I wasn't quite prepared for the reaction that I got.
My audience told me that it was powerful. They told me that it made them realize the importance of their own history.
I once thought everyone realized the importance of their own history. As a seasoned archivist and public speaker, I now know that is not true.
As I have said before in this space, history is directly connected to each individual. History is important now because it is about now. We are the center of history. People existed before us. Events happened before we got here. People will live and events will happen after we are gone. Therefore, we are the center of history. History is memory of the now -- whenever that "now" is. Those memories will only become part of permanent history if we document the now properly. This is why archives are important. We are the spoke that keeps the memories of the history wheel turning. Without archives to keep memory safe, we lose that memory.
The story I told my audience was the story of my family escaping from the Holocaust. I realize that many people feel that my story is more "dramatic" than what they think they have to share. My grandparents' story is one of struggle, horror, and hope. I have learned a lot from my family history, but I have learned a lot from others' stories too.
My family did not come to the United States on the Mayflower. One of the reasons that I moved to New England was because I loved hearing those "other" stories of early settlers that were not related to my own family history. They seemed a bit romantic to a young girl. As I settled into my adult years, I realized that the Mayflower stories really weren't so "other." They were stories of a different struggle to survive. Though I could never be approved for membership in the DAR, I could certainly tie my history to those of DAR ancestors. There are stories of struggle and hope in everyone's past.
When I stood in front of an audience with my story a couple of weeks ago, I asked those listening to close their eyes and picture a circle with a timeline through it. I explained that they were the circle. The line to the left was all the people who came before them. The line to the right was all the people who will come after. The people who came before influenced their lives. Their lives in turn will influence the lives of those who come after them. This center of history timeline provides a good visual of why our actions matter; why our history matters. why our stories matter.
|You are the center of history|
Those of us in cultural heritage fields can use our own personal stories and the stories connected to the objects we keep to explain the importance of history. We can't assume that everyone knows the value of what we do. We need to find ways to connect people of all ages to the idea that history matters. In order to do this, we need to connect individual history to "other" stories and to larger cultures. Now, more than ever, we have opportunities to do this through social media and quickly changing ideas about society. Now, more than ever, we MUST do this BECAUSE of these quickly changing ideas. The records of history are mutating. We must raise awareness about their importance to efficiently collect the information they embody, provide appropriate access to this information, and make sure that personal digital documents migrate to formats in which they can be read in the future.

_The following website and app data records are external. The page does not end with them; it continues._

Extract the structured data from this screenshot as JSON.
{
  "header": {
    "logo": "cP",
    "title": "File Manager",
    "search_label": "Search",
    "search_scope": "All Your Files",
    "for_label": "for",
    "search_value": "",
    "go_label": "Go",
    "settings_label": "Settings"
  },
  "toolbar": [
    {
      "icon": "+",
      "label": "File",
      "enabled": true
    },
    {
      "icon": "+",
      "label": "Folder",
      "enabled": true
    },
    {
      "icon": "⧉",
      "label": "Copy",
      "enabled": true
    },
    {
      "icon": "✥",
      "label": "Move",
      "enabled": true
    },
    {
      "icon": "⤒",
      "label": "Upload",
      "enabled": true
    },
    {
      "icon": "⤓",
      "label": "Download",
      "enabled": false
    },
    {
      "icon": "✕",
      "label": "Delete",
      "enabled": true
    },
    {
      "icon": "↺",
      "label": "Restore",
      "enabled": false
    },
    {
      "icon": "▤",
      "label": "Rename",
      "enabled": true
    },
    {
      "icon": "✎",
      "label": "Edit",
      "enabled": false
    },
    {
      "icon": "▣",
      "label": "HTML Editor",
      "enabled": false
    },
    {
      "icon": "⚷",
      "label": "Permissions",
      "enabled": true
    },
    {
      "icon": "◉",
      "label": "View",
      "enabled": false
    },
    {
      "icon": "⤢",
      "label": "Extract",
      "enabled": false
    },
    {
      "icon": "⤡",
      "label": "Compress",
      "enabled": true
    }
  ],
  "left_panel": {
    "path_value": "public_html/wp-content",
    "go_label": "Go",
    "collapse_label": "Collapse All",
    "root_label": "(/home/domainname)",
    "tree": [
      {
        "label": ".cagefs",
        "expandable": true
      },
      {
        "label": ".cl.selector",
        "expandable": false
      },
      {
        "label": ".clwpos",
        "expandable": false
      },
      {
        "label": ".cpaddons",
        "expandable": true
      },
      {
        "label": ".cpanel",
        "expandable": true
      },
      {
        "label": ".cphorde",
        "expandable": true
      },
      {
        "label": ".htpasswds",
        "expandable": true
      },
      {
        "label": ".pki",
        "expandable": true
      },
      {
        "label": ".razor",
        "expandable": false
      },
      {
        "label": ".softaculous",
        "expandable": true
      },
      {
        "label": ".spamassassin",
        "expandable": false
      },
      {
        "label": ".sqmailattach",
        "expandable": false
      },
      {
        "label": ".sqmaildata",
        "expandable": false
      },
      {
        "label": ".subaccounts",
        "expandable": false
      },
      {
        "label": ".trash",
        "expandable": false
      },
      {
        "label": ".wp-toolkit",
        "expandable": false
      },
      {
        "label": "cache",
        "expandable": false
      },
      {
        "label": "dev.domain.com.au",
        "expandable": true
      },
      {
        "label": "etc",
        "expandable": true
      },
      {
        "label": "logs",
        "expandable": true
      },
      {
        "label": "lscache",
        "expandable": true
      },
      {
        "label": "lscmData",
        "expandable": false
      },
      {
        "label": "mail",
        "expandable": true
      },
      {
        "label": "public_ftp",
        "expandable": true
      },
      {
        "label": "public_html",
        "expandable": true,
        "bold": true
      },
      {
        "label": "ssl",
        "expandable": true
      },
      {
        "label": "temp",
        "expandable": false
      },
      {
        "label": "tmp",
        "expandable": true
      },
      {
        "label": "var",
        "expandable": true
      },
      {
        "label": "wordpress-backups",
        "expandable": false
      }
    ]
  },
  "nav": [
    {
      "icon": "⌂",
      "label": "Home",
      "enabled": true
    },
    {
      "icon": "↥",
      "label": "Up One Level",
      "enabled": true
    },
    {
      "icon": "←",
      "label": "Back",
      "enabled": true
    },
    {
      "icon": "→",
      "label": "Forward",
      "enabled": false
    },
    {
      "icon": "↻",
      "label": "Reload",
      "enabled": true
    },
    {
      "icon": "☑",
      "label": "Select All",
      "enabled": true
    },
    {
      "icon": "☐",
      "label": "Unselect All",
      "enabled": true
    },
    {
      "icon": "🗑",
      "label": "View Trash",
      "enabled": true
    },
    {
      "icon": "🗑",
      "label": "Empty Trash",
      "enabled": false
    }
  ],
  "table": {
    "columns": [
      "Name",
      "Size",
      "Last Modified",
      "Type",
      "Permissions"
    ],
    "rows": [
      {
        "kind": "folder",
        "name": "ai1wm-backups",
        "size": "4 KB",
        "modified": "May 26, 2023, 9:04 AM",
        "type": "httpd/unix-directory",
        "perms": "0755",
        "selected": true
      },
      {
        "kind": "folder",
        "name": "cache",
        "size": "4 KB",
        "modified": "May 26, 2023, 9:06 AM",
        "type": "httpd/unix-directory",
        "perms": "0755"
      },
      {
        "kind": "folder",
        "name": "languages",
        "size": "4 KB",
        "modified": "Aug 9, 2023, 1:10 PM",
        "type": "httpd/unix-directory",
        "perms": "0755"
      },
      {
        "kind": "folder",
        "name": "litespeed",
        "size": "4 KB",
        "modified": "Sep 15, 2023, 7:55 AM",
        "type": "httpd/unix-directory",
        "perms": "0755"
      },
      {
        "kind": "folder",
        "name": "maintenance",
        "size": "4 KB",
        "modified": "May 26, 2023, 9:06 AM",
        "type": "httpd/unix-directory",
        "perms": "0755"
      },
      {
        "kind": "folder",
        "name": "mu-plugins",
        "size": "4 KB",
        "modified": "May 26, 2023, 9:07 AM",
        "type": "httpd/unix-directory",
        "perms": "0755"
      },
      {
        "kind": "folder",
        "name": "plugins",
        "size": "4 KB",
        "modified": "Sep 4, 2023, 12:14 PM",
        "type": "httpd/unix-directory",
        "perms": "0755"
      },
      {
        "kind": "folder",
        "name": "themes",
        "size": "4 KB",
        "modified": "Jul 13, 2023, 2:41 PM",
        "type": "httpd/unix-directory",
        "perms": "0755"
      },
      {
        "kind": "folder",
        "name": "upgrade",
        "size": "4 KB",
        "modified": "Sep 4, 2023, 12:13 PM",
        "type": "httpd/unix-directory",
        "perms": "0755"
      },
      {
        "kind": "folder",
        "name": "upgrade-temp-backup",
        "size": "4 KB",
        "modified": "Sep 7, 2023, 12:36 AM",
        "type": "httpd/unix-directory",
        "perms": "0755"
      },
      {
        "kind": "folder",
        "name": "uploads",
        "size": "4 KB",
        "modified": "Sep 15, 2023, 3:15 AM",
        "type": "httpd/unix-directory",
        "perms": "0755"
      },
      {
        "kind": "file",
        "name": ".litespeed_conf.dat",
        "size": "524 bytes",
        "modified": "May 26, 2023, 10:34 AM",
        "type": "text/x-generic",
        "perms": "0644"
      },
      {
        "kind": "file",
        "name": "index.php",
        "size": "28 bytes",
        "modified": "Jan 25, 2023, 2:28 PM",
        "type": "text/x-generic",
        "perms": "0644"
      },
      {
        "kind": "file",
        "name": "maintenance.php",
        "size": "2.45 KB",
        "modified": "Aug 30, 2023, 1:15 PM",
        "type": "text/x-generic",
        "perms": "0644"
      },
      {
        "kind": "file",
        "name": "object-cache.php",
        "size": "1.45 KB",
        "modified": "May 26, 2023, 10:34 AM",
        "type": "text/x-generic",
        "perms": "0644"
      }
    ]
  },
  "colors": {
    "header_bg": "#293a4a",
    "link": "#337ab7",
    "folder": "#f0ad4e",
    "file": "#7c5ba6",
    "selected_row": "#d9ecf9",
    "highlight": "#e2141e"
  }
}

For a long time, I have connected MY story to the lives of the people I encounter when I work on collections. I hope that I connect the stories of my contemporaries to these collected memories too.
Earlier this year, on a whim, I made these CafePress products to broadcast this idea: http://www.cafepress.com/archivesinfo#